The University of Pennsylvania is distancing itself from Bill Cosby and billionaire chairman of the Republican National Committee Steve Wynn.
The Ivy League college announced plans Thursday to rescind the legendary comedian’s honorary degree. The school said it will also remove the name Wynn Commons, named for Wynn, from the centrally located outdoor plaza bounded by Houston Hall, Claudia Cohen Hall, College Hall, and Irvine Auditorium.
In 2015, as dozens of women came out against Cosby alleging sexual assault and as students protested across campus, school administrators rebuffed calls to revoke Cosby’s honorary degree.
“While the allegations against Mr. Cosby are deeply troubling, it is not our practice to rescind honorary degrees,” Vice President for University Communications Steve McCarthy said in a statement at the time.
The college, however, had previously rescinded two degrees it awarded to Germans Kaiser Friedrich Wilhelm II and Johann Heinrich von Bernstorff following World War I when the United States broke diplomatic ties with Germany.
So what changed?
The college said it had to take action after multiple reports last week detailed Wynn’s alleged decadeslong acts of sexual harassment and intimidation.
“To that end, we convened a small group composed of trustees, alumni, deans, and faculty who deliberated carefully on the nature of the charges made against Mr. Wynn and the correct course of action the University should take in response,” school administrators explained in a statement.

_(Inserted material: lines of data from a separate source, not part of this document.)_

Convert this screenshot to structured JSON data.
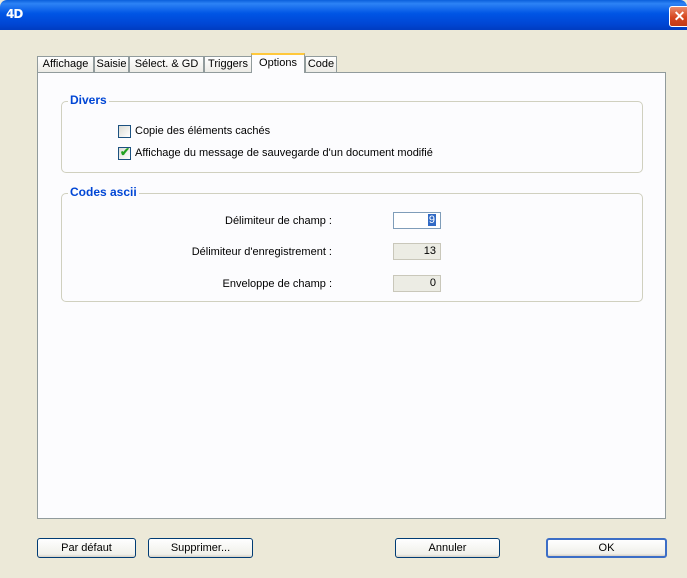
{
  "window": {
    "title_logo": "4D",
    "close_glyph": "✕"
  },
  "tabs": [
    {
      "label": "Affichage",
      "active": false
    },
    {
      "label": "Saisie",
      "active": false
    },
    {
      "label": "Sélect. & GD",
      "active": false
    },
    {
      "label": "Triggers",
      "active": false
    },
    {
      "label": "Options",
      "active": true
    },
    {
      "label": "Code",
      "active": false
    }
  ],
  "divers": {
    "title": "Divers",
    "options": [
      {
        "label": "Copie des éléments cachés",
        "checked": false
      },
      {
        "label": "Affichage du message de sauvegarde d'un document modifié",
        "checked": true
      }
    ]
  },
  "ascii": {
    "title": "Codes ascii",
    "fields": [
      {
        "label": "Délimiteur de champ :",
        "value": "9",
        "focused": true
      },
      {
        "label": "Délimiteur d'enregistrement :",
        "value": "13",
        "focused": false
      },
      {
        "label": "Enveloppe de champ :",
        "value": "0",
        "focused": false
      }
    ]
  },
  "buttons": {
    "default_label": "Par défaut",
    "delete_label": "Supprimer...",
    "cancel_label": "Annuler",
    "ok_label": "OK"
  },
  "colors": {
    "titlebar": "#0055e5",
    "group_title": "#0046d5",
    "tab_active_accent": "#ffc83c",
    "check_mark": "#21a121"
  }
}
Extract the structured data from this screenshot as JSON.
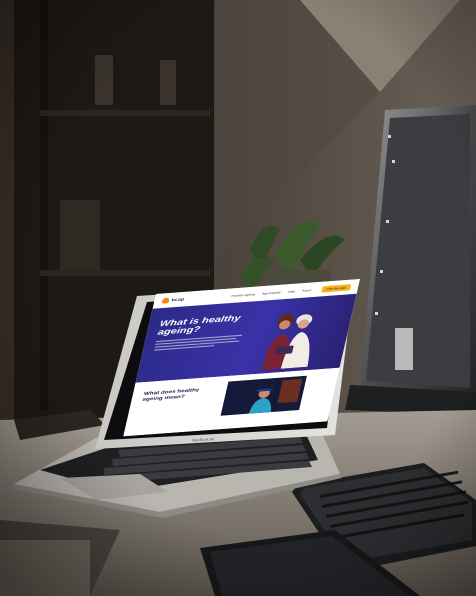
{
  "website": {
    "logo_text": "bcap",
    "nav_items": [
      "Healthy ageing",
      "Age-friendly",
      "Help",
      "About"
    ],
    "cta_label": "Get the app",
    "hero_title": "What is healthy ageing?",
    "section_title": "What does healthy ageing mean?"
  },
  "laptop": {
    "brand_label": "MacBook Air"
  },
  "colors": {
    "brand_navy": "#2b2a88",
    "accent_orange": "#f6b21b",
    "wall": "#5d5449",
    "desk": "#8c857c"
  }
}
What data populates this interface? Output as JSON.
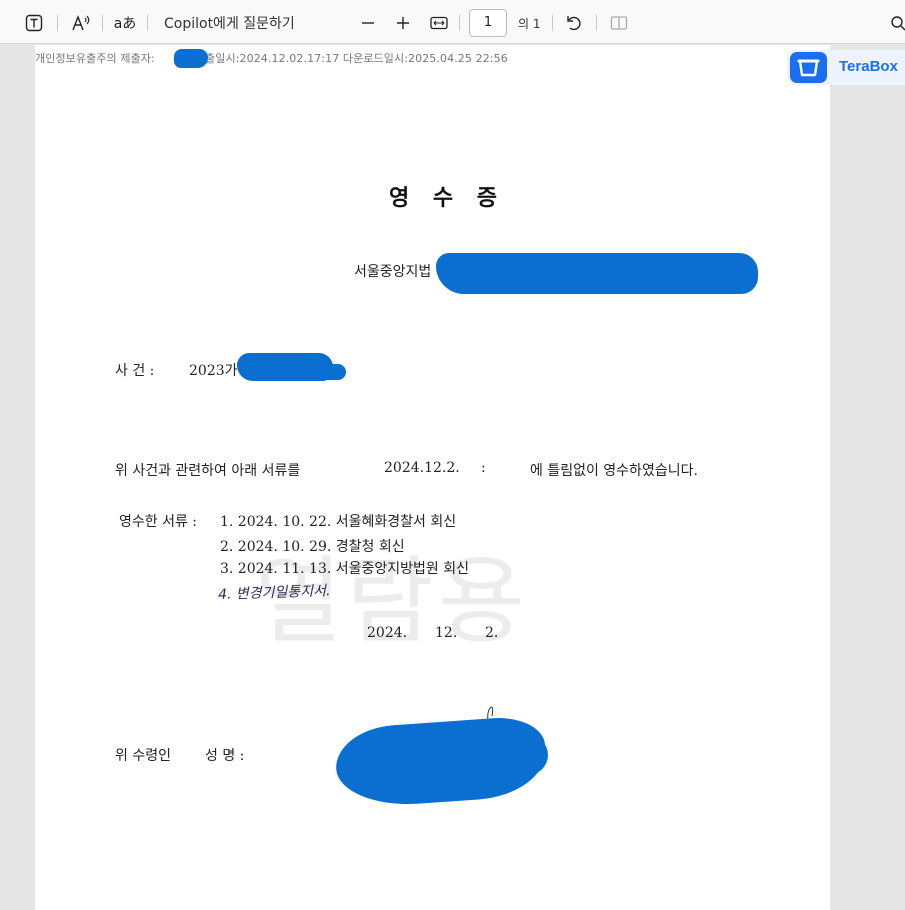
{
  "toolbar": {
    "copilot_label": "Copilot에게 질문하기",
    "page_input_value": "1",
    "page_total": "의 1",
    "text_icon_label": "aあ"
  },
  "document": {
    "meta_prefix": "개인정보유출주의 제출자:",
    "meta_suffix": "제출일시:2024.12.02.17:17 다운로드일시:2025.04.25 22:56",
    "title": "영 수 증",
    "court": "서울중앙지법",
    "case_label": "사     건 :",
    "case_value": "2023가",
    "body_line_prefix": "위 사건과 관련하여 아래 서류를",
    "body_date": "2024.12.2.",
    "body_colon": ":",
    "body_line_suffix": "에 틀림없이 영수하였습니다.",
    "docs_label": "영수한 서류 :",
    "doc_items": [
      "1. 2024. 10. 22. 서울혜화경찰서 회신",
      "2. 2024. 10. 29. 경찰청 회신",
      "3. 2024. 11. 13. 서울중앙지방법원 회신"
    ],
    "handwritten_item": "4. 변경기일통지서.",
    "date_year": "2024.",
    "date_month": "12.",
    "date_day": "2.",
    "recipient_label": "위 수령인",
    "recipient_name_label": "성     명 :",
    "watermark": "열람용"
  },
  "terabox": {
    "label": "TeraBox",
    "brand_color": "#1a6ff0"
  },
  "colors": {
    "redaction": "#0a6fd0"
  }
}
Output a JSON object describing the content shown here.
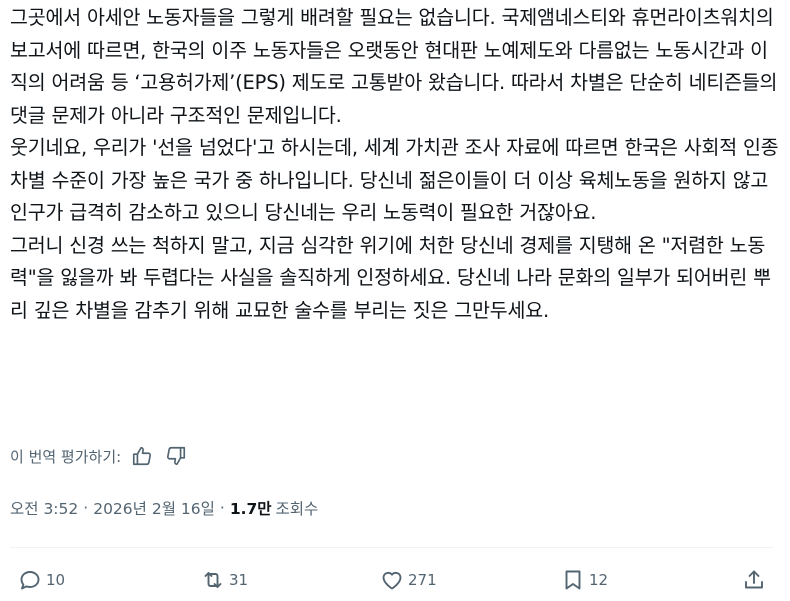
{
  "tweet": {
    "paragraphs": [
      "그곳에서 아세안 노동자들을 그렇게 배려할 필요는 없습니다. 국제앰네스티와 휴먼라이츠워치의 보고서에 따르면, 한국의 이주 노동자들은 오랫동안 현대판 노예제도와 다름없는 노동시간과 이직의 어려움 등 ‘고용허가제’(EPS) 제도로 고통받아 왔습니다. 따라서 차별은 단순히 네티즌들의 댓글 문제가 아니라 구조적인 문제입니다.",
      "웃기네요, 우리가 '선을 넘었다'고 하시는데, 세계 가치관 조사 자료에 따르면 한국은 사회적 인종차별 수준이 가장 높은 국가 중 하나입니다. 당신네 젊은이들이 더 이상 육체노동을 원하지 않고 인구가 급격히 감소하고 있으니 당신네는 우리 노동력이 필요한 거잖아요.",
      "그러니 신경 쓰는 척하지 말고, 지금 심각한 위기에 처한 당신네 경제를 지탱해 온 \"저렴한 노동력\"을 잃을까 봐 두렵다는 사실을 솔직하게 인정하세요. 당신네 나라 문화의 일부가 되어버린 뿌리 깊은 차별을 감추기 위해 교묘한 술수를 부리는 짓은 그만두세요."
    ]
  },
  "translation_rating": {
    "label": "이 번역 평가하기:",
    "icons": [
      "thumbs-up-icon",
      "thumbs-down-icon"
    ]
  },
  "meta": {
    "time": "오전 3:52",
    "separator": "·",
    "date": "2026년 2월 16일",
    "views_count": "1.7만",
    "views_label": "조회수"
  },
  "actions": {
    "replies": "10",
    "reposts": "31",
    "likes": "271",
    "bookmarks": "12"
  },
  "colors": {
    "text": "#0f1419",
    "secondary": "#536471",
    "divider": "#eff3f4"
  }
}
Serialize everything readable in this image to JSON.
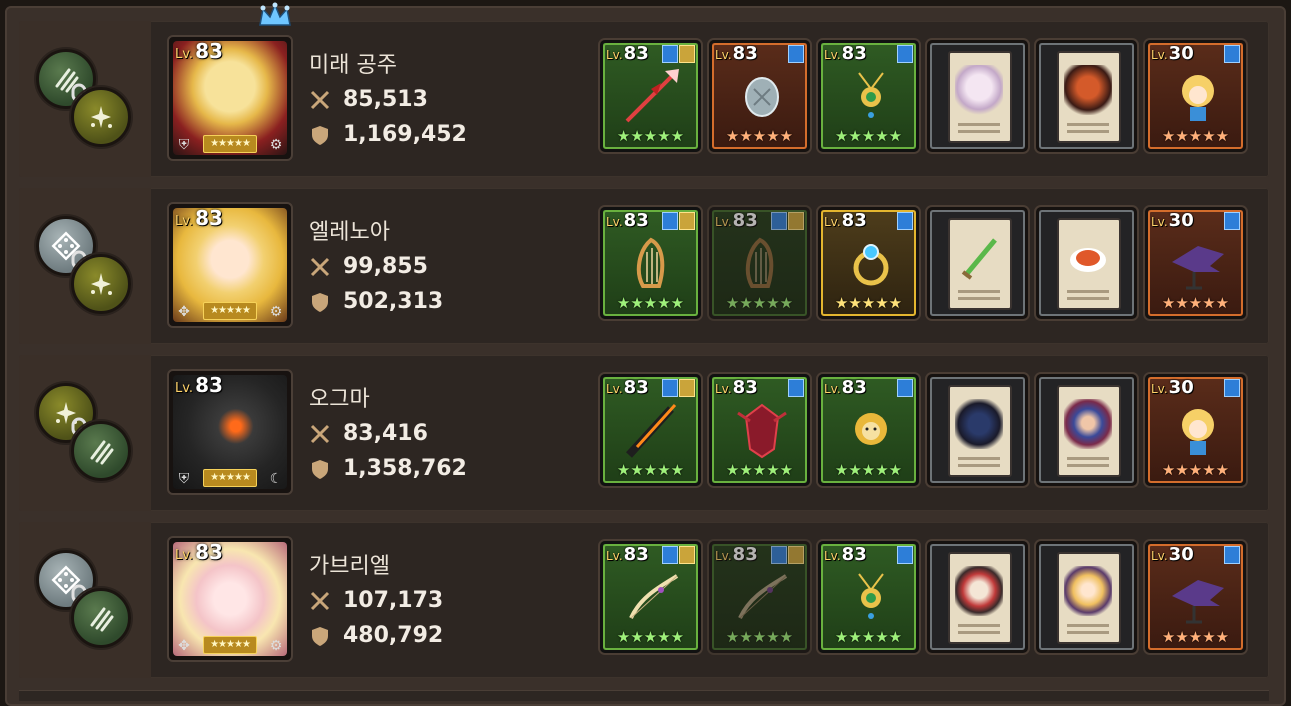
{
  "colors": {
    "panel_bg": "#2d2622",
    "equip_green": "#69b13f",
    "equip_orange": "#d46d2c",
    "equip_gold": "#e4b62f",
    "card_gray": "#6e7478",
    "stars_yellow": "#f6d25a"
  },
  "heroes": [
    {
      "name": "미래 공주",
      "level_prefix": "Lv.",
      "level": "83",
      "attack": "85,513",
      "hp": "1,169,452",
      "portrait_stars": "★★★★★",
      "has_crown": true,
      "badges": [
        "claw-icon",
        "star-burst-icon"
      ],
      "equipment": [
        {
          "kind": "weapon",
          "frame": "green",
          "level_prefix": "Lv.",
          "level": "83",
          "stars": "★★★★★",
          "icon": "red-spear-icon"
        },
        {
          "kind": "shield",
          "frame": "orange",
          "level_prefix": "Lv.",
          "level": "83",
          "stars": "★★★★★",
          "icon": "stone-shield-icon"
        },
        {
          "kind": "accessory",
          "frame": "green",
          "level_prefix": "Lv.",
          "level": "83",
          "stars": "★★★★★",
          "icon": "gold-amulet-icon"
        },
        {
          "kind": "card",
          "frame": "card",
          "icon": "white-beast-card-icon"
        },
        {
          "kind": "card",
          "frame": "card",
          "icon": "fire-knight-card-icon"
        },
        {
          "kind": "costume",
          "frame": "orange",
          "level_prefix": "Lv.",
          "level": "30",
          "stars": "★★★★★",
          "icon": "princess-figure-icon"
        }
      ]
    },
    {
      "name": "엘레노아",
      "level_prefix": "Lv.",
      "level": "83",
      "attack": "99,855",
      "hp": "502,313",
      "portrait_stars": "★★★★★",
      "has_crown": false,
      "badges": [
        "dice-icon",
        "star-burst-icon"
      ],
      "equipment": [
        {
          "kind": "weapon",
          "frame": "green",
          "level_prefix": "Lv.",
          "level": "83",
          "stars": "★★★★★",
          "icon": "harp-icon"
        },
        {
          "kind": "weapon",
          "frame": "dim",
          "level_prefix": "Lv.",
          "level": "83",
          "stars": "★★★★★",
          "icon": "harp-icon"
        },
        {
          "kind": "accessory",
          "frame": "gold",
          "level_prefix": "Lv.",
          "level": "83",
          "stars": "★★★★★",
          "icon": "blue-ring-icon"
        },
        {
          "kind": "card",
          "frame": "card",
          "icon": "green-sword-card-icon"
        },
        {
          "kind": "card",
          "frame": "card",
          "icon": "food-plate-card-icon"
        },
        {
          "kind": "costume",
          "frame": "orange",
          "level_prefix": "Lv.",
          "level": "30",
          "stars": "★★★★★",
          "icon": "dark-wing-figure-icon"
        }
      ]
    },
    {
      "name": "오그마",
      "level_prefix": "Lv.",
      "level": "83",
      "attack": "83,416",
      "hp": "1,358,762",
      "portrait_stars": "★★★★★",
      "has_crown": false,
      "badges": [
        "star-burst-icon",
        "claw-icon"
      ],
      "equipment": [
        {
          "kind": "weapon",
          "frame": "green",
          "level_prefix": "Lv.",
          "level": "83",
          "stars": "★★★★★",
          "icon": "flame-sword-icon"
        },
        {
          "kind": "shield",
          "frame": "green",
          "level_prefix": "Lv.",
          "level": "83",
          "stars": "★★★★★",
          "icon": "crimson-armor-icon"
        },
        {
          "kind": "accessory",
          "frame": "green",
          "level_prefix": "Lv.",
          "level": "83",
          "stars": "★★★★★",
          "icon": "lion-charm-icon"
        },
        {
          "kind": "card",
          "frame": "card",
          "icon": "demon-lord-card-icon"
        },
        {
          "kind": "card",
          "frame": "card",
          "icon": "blue-hair-card-icon"
        },
        {
          "kind": "costume",
          "frame": "orange",
          "level_prefix": "Lv.",
          "level": "30",
          "stars": "★★★★★",
          "icon": "princess-figure-icon"
        }
      ]
    },
    {
      "name": "가브리엘",
      "level_prefix": "Lv.",
      "level": "83",
      "attack": "107,173",
      "hp": "480,792",
      "portrait_stars": "★★★★★",
      "has_crown": false,
      "badges": [
        "dice-icon",
        "claw-icon"
      ],
      "equipment": [
        {
          "kind": "weapon",
          "frame": "green",
          "level_prefix": "Lv.",
          "level": "83",
          "stars": "★★★★★",
          "icon": "angel-bow-icon"
        },
        {
          "kind": "weapon",
          "frame": "dim",
          "level_prefix": "Lv.",
          "level": "83",
          "stars": "★★★★★",
          "icon": "angel-bow-icon"
        },
        {
          "kind": "accessory",
          "frame": "green",
          "level_prefix": "Lv.",
          "level": "83",
          "stars": "★★★★★",
          "icon": "gold-amulet-icon"
        },
        {
          "kind": "card",
          "frame": "card",
          "icon": "fox-mask-card-icon"
        },
        {
          "kind": "card",
          "frame": "card",
          "icon": "blonde-lady-card-icon"
        },
        {
          "kind": "costume",
          "frame": "orange",
          "level_prefix": "Lv.",
          "level": "30",
          "stars": "★★★★★",
          "icon": "dark-wing-figure-icon"
        }
      ]
    }
  ]
}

“It has been a century since the University of Pennsylvania last revoked an honorary degree, and we do not take that decision—or the decision to remove Mr. Wynn’s name from the Commons and from the scholarship fund he created—lightly,” David L. Cohen, chair, Penn Board of Trustees said in the same statement. “We view these as extraordinary and essentially unique circumstances that call for an immediate, decisive, and clearly ethical response.”